TARIFFS FOR SALE
President Roosevelt, in a message to Congress, will ask for power to regulate the tariff on the basis of reciprocal agreements with other nations. The immediate importance of this request is whether or not it will cause dissension among the leaders in Congress. The Democratic Party has long favored a reduction of the tariff, and, although their agitation for lower schedules has been on the wane, it is extremely doubtful that any increase would be tolerated. The Senate, moreover, has been rather balky for the last few weeks, and has passed a bill restoring veteran's pensions and salaries to the government officials in spite of a threatened veto. If there is any power of which the Senate is jealous, it is their power in foreign affairs, and any attempt of the President to take upon himself part of this power will be strongly opposed.

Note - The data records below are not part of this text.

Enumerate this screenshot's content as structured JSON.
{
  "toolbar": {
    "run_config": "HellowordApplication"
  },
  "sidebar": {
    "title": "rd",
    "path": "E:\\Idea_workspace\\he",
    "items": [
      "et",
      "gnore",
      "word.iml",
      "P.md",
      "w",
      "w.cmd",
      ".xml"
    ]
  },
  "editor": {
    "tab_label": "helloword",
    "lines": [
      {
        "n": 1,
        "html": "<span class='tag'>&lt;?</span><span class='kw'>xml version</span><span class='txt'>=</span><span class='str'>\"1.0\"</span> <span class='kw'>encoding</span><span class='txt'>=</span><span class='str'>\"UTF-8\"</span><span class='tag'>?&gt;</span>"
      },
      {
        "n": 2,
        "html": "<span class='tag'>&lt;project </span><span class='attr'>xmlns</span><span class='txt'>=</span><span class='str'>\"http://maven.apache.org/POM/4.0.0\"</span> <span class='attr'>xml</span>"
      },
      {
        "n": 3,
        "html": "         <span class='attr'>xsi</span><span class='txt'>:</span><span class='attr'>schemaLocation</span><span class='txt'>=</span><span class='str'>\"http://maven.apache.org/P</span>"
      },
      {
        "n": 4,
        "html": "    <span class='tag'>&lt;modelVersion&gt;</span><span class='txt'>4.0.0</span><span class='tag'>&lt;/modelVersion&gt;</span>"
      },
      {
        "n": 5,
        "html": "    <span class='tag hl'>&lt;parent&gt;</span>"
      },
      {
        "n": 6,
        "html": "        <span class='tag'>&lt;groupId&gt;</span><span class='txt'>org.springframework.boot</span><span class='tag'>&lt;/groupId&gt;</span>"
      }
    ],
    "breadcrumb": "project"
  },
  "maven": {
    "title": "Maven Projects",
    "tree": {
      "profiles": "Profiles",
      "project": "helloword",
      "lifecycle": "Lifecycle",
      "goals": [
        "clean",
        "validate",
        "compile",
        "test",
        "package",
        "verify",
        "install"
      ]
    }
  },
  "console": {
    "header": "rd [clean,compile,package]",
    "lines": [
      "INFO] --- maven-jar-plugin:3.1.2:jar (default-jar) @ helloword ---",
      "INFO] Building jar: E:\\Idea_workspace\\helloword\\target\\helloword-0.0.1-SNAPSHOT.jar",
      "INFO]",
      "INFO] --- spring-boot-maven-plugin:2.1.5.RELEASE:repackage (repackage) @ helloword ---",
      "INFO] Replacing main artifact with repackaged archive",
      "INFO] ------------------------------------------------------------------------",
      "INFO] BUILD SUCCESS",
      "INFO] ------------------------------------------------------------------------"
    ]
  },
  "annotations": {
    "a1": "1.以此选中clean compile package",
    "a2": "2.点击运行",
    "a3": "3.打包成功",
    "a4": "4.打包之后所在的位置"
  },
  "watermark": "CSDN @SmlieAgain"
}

This bill, then, will be greeted with much resentment, and it is possible that it will cause a split between the President and the Senate. All the measures which have brought about our partial recovery have been effected through the complete acquiescence of Congress, and at a time when these measures, good or bad, have reached the stage where the discontinuance of any part of them would jeopardize the welfare of the country, it is imperative that Congress agree with the President. The country will watch this new bill to see whether it will be added to the emergency powers of Roosevelt as is necessary if the United States is to keep itself economically independent, or whether it will cause a rift which would destroy the benefits of the great work already accomplished.